> [What to do]: Go through the data and retrieve each line that includes the string "Regular".

> [Material shown]:

....

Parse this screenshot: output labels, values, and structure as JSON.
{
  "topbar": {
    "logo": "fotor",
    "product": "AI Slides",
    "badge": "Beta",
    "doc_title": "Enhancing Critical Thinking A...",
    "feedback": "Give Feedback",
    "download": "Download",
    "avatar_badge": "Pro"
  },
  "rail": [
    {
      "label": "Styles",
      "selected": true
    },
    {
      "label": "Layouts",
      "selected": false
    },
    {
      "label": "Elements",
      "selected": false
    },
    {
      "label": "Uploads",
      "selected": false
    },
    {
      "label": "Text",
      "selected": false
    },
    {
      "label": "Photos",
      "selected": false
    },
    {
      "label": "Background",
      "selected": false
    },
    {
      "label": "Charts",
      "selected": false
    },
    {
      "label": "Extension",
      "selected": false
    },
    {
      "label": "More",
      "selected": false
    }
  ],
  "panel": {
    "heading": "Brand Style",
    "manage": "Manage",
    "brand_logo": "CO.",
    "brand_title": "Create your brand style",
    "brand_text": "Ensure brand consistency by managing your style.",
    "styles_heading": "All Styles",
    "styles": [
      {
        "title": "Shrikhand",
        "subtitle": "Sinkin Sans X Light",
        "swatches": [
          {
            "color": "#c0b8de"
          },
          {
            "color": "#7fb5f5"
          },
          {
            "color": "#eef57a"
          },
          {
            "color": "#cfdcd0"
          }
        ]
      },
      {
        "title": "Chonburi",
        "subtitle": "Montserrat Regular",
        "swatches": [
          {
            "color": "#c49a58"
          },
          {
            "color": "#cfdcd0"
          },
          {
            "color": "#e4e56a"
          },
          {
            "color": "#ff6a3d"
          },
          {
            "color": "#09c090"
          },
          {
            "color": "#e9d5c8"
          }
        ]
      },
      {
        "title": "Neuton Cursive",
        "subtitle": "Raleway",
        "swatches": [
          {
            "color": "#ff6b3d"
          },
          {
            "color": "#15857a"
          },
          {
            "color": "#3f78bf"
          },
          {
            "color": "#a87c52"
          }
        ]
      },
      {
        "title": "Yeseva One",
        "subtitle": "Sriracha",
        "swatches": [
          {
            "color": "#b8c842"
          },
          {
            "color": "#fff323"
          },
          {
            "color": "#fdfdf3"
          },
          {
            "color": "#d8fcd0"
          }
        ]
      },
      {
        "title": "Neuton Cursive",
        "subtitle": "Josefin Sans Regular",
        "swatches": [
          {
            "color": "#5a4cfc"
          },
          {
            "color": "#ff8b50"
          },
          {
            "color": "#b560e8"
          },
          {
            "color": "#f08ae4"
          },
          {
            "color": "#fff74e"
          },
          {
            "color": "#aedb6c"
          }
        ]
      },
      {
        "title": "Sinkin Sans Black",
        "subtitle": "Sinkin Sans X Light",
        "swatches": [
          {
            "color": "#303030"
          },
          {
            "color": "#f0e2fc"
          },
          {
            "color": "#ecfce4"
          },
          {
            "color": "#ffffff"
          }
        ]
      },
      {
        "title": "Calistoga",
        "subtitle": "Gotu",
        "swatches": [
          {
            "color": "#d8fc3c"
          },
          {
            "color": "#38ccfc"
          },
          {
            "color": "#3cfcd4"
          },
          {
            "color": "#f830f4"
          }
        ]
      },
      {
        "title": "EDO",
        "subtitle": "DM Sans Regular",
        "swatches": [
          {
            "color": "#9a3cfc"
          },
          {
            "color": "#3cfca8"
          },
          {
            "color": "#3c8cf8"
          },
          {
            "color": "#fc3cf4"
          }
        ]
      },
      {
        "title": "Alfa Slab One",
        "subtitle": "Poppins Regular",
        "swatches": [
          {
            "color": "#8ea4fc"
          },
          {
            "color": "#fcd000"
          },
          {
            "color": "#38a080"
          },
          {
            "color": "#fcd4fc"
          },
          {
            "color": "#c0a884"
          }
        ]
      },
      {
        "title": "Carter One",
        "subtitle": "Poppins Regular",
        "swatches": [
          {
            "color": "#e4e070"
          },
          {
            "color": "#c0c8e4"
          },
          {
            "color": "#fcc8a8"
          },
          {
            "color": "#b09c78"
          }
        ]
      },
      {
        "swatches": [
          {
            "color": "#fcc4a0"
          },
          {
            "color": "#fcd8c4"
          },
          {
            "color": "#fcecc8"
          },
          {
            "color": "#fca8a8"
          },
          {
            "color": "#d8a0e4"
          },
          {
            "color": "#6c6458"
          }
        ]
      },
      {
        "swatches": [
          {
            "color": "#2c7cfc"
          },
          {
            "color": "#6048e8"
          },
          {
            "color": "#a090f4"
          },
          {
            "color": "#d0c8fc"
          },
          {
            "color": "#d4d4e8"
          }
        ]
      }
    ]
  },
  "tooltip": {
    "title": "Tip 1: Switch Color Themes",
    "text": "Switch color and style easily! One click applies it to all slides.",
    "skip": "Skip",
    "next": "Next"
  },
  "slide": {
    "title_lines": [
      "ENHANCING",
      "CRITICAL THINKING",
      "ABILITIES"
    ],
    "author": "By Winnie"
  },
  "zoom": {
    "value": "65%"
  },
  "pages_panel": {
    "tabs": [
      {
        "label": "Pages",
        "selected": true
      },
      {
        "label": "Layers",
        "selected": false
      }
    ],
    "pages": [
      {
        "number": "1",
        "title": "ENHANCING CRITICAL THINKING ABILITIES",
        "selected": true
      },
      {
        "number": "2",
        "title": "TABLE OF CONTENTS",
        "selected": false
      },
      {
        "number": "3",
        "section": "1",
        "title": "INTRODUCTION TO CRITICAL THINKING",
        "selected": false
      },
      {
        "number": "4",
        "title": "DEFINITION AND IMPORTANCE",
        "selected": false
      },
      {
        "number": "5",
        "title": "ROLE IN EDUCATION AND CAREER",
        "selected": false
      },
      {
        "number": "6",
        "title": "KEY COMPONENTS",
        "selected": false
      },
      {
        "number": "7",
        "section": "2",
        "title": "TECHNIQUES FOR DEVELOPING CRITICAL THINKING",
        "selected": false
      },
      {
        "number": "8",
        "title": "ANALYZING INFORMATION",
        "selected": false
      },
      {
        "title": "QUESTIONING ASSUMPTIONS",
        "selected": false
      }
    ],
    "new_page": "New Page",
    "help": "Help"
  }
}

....

> [Finished exercise]:
        "subtitle": "Montserrat Regular",
        "subtitle": "Josefin Sans Regular",
        "subtitle": "DM Sans Regular",
        "subtitle": "Poppins Regular",
        "subtitle": "Poppins Regular",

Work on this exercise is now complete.